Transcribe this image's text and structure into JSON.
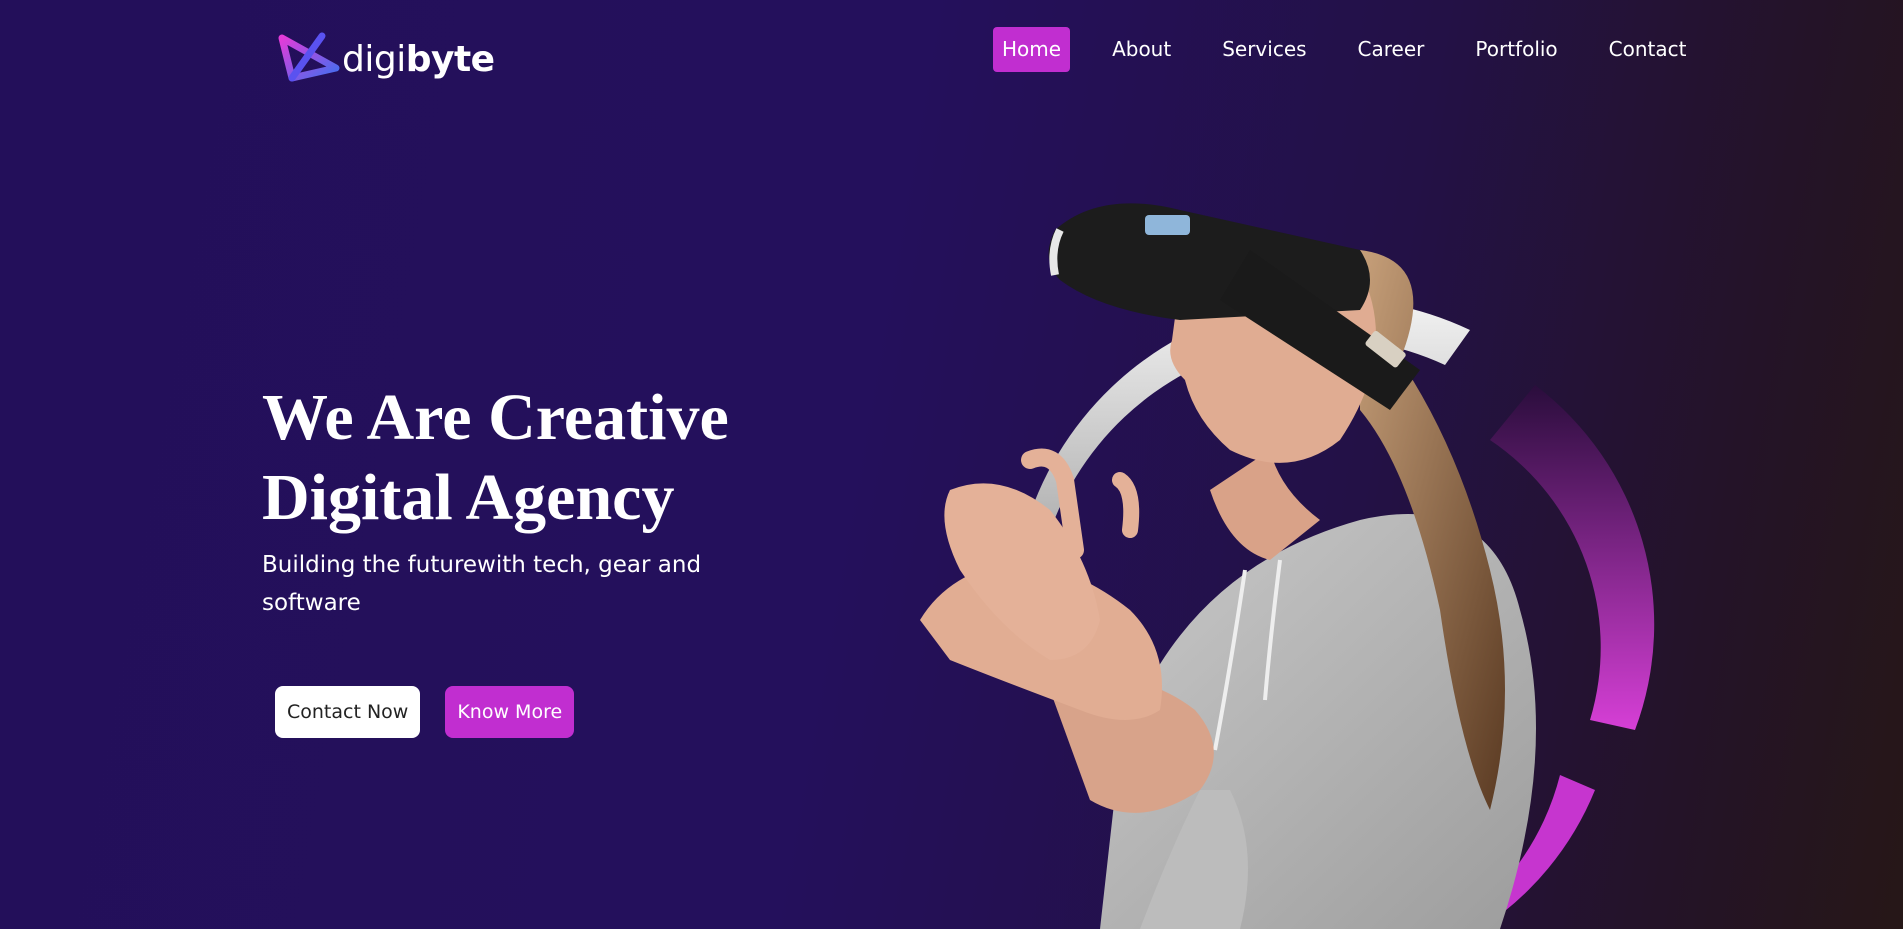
{
  "brand": {
    "name_light": "digi",
    "name_bold": "byte",
    "logo_icon": "digibyte-logo-icon",
    "colors": {
      "pink": "#e43bd8",
      "blue": "#3f6ff0"
    }
  },
  "nav": {
    "items": [
      {
        "label": "Home",
        "active": true
      },
      {
        "label": "About",
        "active": false
      },
      {
        "label": "Services",
        "active": false
      },
      {
        "label": "Career",
        "active": false
      },
      {
        "label": "Portfolio",
        "active": false
      },
      {
        "label": "Contact",
        "active": false
      }
    ]
  },
  "hero": {
    "title_line1": "We Are Creative",
    "title_line2": "Digital Agency",
    "subtitle": "Building the futurewith tech, gear and software",
    "primary_button": "Contact Now",
    "secondary_button": "Know More",
    "image": "woman-wearing-vr-headset"
  },
  "theme": {
    "background": "#24105c",
    "accent": "#c12ed0",
    "button_light": "#ffffff"
  }
}
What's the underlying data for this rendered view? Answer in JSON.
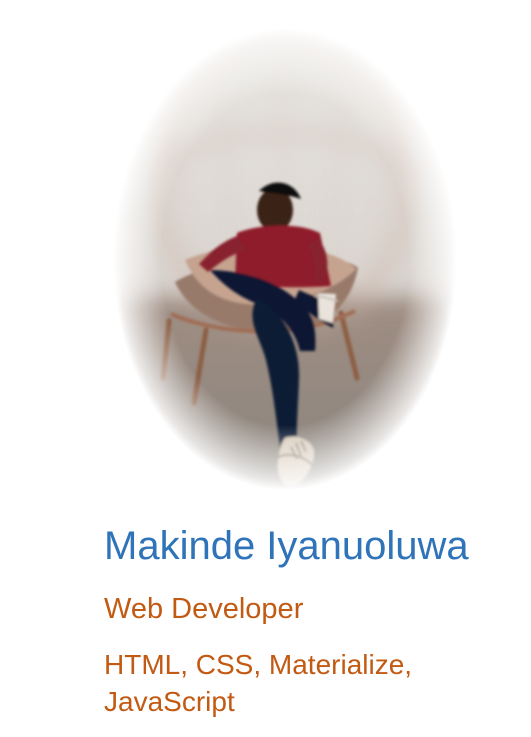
{
  "profile": {
    "photo_alt": "portrait-photo",
    "name": "Makinde Iyanuoluwa",
    "role": "Web Developer",
    "skills": "HTML, CSS, Materialize, JavaScript"
  },
  "colors": {
    "name_blue": "#2f73b8",
    "accent_orange": "#c25a14",
    "background": "#ffffff"
  }
}
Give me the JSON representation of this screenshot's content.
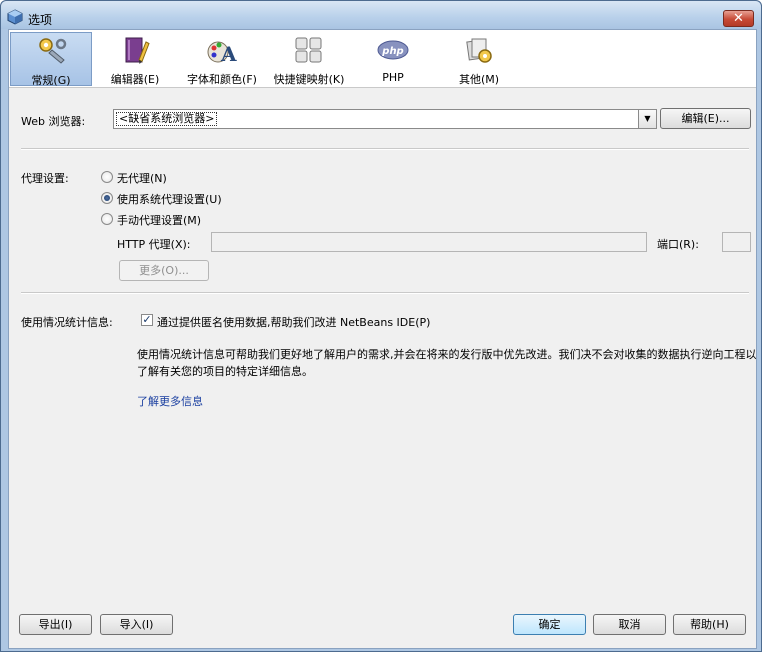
{
  "window": {
    "title": "选项",
    "close_glyph": "✕"
  },
  "tabs": [
    {
      "label": "常规(G)",
      "icon": "wrench-gear-icon",
      "active": true
    },
    {
      "label": "编辑器(E)",
      "icon": "pencil-book-icon",
      "active": false
    },
    {
      "label": "字体和颜色(F)",
      "icon": "font-palette-icon",
      "active": false
    },
    {
      "label": "快捷键映射(K)",
      "icon": "keyboard-icon",
      "active": false
    },
    {
      "label": "PHP",
      "icon": "php-icon",
      "active": false
    },
    {
      "label": "其他(M)",
      "icon": "misc-gear-icon",
      "active": false
    }
  ],
  "browser": {
    "label": "Web 浏览器:",
    "selected": "<缺省系统浏览器>",
    "edit_button": "编辑(E)..."
  },
  "proxy": {
    "label": "代理设置:",
    "options": [
      {
        "label": "无代理(N)",
        "selected": false
      },
      {
        "label": "使用系统代理设置(U)",
        "selected": true
      },
      {
        "label": "手动代理设置(M)",
        "selected": false
      }
    ],
    "http_label": "HTTP 代理(X):",
    "http_value": "",
    "port_label": "端口(R):",
    "port_value": "",
    "more_button": "更多(O)..."
  },
  "usage": {
    "label": "使用情况统计信息:",
    "checkbox_label": "通过提供匿名使用数据,帮助我们改进 NetBeans IDE(P)",
    "checked": true,
    "description": "使用情况统计信息可帮助我们更好地了解用户的需求,并会在将来的发行版中优先改进。我们决不会对收集的数据执行逆向工程以了解有关您的项目的特定详细信息。",
    "learn_more": "了解更多信息"
  },
  "footer": {
    "export": "导出(I)",
    "import": "导入(I)",
    "ok": "确定",
    "cancel": "取消",
    "help": "帮助(H)"
  }
}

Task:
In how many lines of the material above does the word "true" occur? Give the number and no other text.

Response below:
4